What is Good Agricultural Practice (GAP)?
Good Agricultural Practice (GAP) is the term used to describe the regional standards in agriculture, based on current knowledge of ecology and economics, that responsible farmers apply. For cocoa, this means using quality plants, selecting and planting the appropriate shade plants, maintaining and improving soil fertility, controlling weeds and pests in an environmentally friendly manner, and restoring cultivated land to a good condition after the harvest. The farmers are taught about these topics. This includes the transfer of knowledge on cultivation methods in order to be prepared for the effects of climate change.
Are there rainforest protection projects that promote sustainable cocoa farming?
A rainforest protection project primarily promotes the protection of remaining rainforests. However, this topic involves much more, such as the question: How can lands that have lost their rainforests and primeval forests through clear-cutting be restored? A good sustainability program for cocoa farming is therefore complex and generally includes rainforest protection: it supports farmers in achieving success within their existing growing areas, thereby protecting the rainforest. As part of cocoa commitment, even existing cocoa cultivation areas are being reforested, that is, converted from monoculture farming to sustainable agroforestry. This makes the farmland richer in nutrients and thus more fertile, which leads to increased biodiversity and farm productivity. Cocoa commitment promotes the reforestation of abandoned farmland as well—areas that hardly anyone is interested in. Cocoa is grown for extended periods on land that was once primeval forest, until the soil is depleted.

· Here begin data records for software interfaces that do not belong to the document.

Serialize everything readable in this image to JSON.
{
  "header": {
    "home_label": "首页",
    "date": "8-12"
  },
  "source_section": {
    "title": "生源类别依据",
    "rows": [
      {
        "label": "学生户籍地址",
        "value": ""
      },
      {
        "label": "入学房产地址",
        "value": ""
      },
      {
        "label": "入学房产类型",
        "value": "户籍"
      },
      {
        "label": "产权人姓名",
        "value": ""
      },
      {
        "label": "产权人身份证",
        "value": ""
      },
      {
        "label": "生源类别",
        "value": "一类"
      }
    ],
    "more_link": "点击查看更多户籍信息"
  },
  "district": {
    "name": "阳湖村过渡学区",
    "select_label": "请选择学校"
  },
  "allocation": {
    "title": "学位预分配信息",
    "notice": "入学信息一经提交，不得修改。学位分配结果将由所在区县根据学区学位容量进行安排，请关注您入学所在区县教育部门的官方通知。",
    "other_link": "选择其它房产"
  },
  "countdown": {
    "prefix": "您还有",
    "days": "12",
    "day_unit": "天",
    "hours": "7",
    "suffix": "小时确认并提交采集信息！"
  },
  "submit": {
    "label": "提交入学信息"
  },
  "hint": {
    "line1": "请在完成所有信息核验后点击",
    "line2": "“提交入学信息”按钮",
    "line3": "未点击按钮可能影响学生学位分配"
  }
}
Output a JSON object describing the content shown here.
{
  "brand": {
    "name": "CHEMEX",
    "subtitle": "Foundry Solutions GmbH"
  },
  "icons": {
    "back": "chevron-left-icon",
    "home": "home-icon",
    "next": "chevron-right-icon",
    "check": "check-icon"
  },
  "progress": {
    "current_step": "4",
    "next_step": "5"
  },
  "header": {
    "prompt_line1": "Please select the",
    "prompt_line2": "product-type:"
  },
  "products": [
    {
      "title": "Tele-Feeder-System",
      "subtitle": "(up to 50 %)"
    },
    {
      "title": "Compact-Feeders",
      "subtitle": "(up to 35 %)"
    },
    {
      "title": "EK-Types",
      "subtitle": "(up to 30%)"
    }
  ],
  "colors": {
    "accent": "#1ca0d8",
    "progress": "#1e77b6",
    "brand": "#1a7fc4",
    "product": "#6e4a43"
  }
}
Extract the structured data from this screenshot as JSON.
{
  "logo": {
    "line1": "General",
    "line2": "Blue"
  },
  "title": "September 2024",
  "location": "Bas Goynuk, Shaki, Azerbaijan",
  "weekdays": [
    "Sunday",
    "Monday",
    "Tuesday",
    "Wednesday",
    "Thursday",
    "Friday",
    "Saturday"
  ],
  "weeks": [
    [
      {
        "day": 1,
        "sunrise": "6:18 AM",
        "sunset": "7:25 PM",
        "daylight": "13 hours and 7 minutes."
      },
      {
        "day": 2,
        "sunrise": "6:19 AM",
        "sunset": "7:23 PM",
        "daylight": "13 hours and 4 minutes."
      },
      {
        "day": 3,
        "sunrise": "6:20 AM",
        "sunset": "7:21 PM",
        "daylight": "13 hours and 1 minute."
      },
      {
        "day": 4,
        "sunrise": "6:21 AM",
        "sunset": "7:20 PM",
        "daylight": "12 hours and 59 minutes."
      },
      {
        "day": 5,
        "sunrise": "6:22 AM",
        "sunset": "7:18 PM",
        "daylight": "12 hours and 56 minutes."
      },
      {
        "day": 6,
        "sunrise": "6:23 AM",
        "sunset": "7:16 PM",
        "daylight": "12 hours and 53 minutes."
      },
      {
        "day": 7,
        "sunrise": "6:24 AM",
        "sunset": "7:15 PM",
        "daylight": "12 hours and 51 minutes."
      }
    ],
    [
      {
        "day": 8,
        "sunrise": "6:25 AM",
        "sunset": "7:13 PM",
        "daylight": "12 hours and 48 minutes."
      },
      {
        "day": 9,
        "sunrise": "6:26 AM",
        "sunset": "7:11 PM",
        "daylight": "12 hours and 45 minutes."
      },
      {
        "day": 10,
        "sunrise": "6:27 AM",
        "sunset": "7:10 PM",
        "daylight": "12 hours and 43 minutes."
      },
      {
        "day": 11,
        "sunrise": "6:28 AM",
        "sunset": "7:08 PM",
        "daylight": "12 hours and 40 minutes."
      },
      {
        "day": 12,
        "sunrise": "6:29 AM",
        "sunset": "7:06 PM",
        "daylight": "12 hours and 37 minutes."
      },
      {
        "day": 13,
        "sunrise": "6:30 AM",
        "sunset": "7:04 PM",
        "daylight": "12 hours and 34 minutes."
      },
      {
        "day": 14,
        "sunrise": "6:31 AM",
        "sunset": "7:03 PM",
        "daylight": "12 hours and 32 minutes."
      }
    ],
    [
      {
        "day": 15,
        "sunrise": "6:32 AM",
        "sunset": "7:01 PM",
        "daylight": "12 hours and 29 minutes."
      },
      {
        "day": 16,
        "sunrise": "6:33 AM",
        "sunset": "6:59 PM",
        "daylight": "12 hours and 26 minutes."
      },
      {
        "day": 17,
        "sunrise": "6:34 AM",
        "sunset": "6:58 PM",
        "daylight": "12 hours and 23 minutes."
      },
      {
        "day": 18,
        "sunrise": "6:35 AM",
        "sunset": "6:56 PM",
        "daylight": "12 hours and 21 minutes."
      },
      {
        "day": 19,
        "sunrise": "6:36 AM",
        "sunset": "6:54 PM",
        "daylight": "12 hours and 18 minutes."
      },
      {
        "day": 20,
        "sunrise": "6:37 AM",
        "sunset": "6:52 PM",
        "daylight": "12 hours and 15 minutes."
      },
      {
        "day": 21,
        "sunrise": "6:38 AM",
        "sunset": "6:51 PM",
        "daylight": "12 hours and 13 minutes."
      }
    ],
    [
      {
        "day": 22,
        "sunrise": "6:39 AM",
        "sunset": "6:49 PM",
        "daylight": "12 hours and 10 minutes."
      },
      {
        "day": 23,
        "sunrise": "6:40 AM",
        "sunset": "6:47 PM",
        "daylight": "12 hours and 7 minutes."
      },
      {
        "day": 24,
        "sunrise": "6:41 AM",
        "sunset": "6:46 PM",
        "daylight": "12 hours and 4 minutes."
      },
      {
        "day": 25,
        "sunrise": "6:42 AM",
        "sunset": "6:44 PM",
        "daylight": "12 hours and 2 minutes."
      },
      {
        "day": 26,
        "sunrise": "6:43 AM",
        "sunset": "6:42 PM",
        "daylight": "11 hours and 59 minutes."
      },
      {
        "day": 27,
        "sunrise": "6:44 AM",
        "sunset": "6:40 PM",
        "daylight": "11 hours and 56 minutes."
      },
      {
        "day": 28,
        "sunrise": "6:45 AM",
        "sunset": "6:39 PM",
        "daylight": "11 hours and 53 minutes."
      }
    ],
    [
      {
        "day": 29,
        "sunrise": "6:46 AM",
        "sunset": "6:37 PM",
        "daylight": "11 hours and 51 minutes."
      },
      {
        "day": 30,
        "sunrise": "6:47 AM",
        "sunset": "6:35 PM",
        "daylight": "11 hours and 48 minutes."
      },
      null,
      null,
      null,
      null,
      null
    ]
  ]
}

The land is then abandoned. But instead of a full, healthy forest, all that grows here is scrub, which lacks biodiversity and climate resilience. Cocoa commitment supports reforestation programs for such forgotten areas that are neither used for agriculture nor located in nature reserves.
How are cocoa beans processed?
Many processing steps are necessary in turning cocoa beans into cocoa butter and cocoa powder.
- The cocoa beans are delivered.
- They are pre-cleaned to remove foreign material such as small stones.
- The beans are broken and the resulting cocoa nibs are removed from the shell and then sterilized and alkalized. Alkalizing is necessary for cocoa powder production, as it gives the cocoa powder its typical color and a milder taste.
- The cocoa nibs are roasted, lending them their characteristic, subtle cocoa aroma.
- They are then ground into cocoa mass.
- The cocoa mass is put in tanks for storage.
- For the final cocoa powder product, a portion of the cocoa butter is separated from the cocoa mass. This produces an oil cake, which is then ground into cocoa powder. Depending on the residual cocoa butter content, the cocoa powder is designated as, for example, lightly or heavily de-oiled.
- After the grinding process, the cocoa powder is stabilized and packaged.
- The remaining cocoa butter is filtered and deodorized. It provides the basis for chocolate and other products.
This post is also available in: German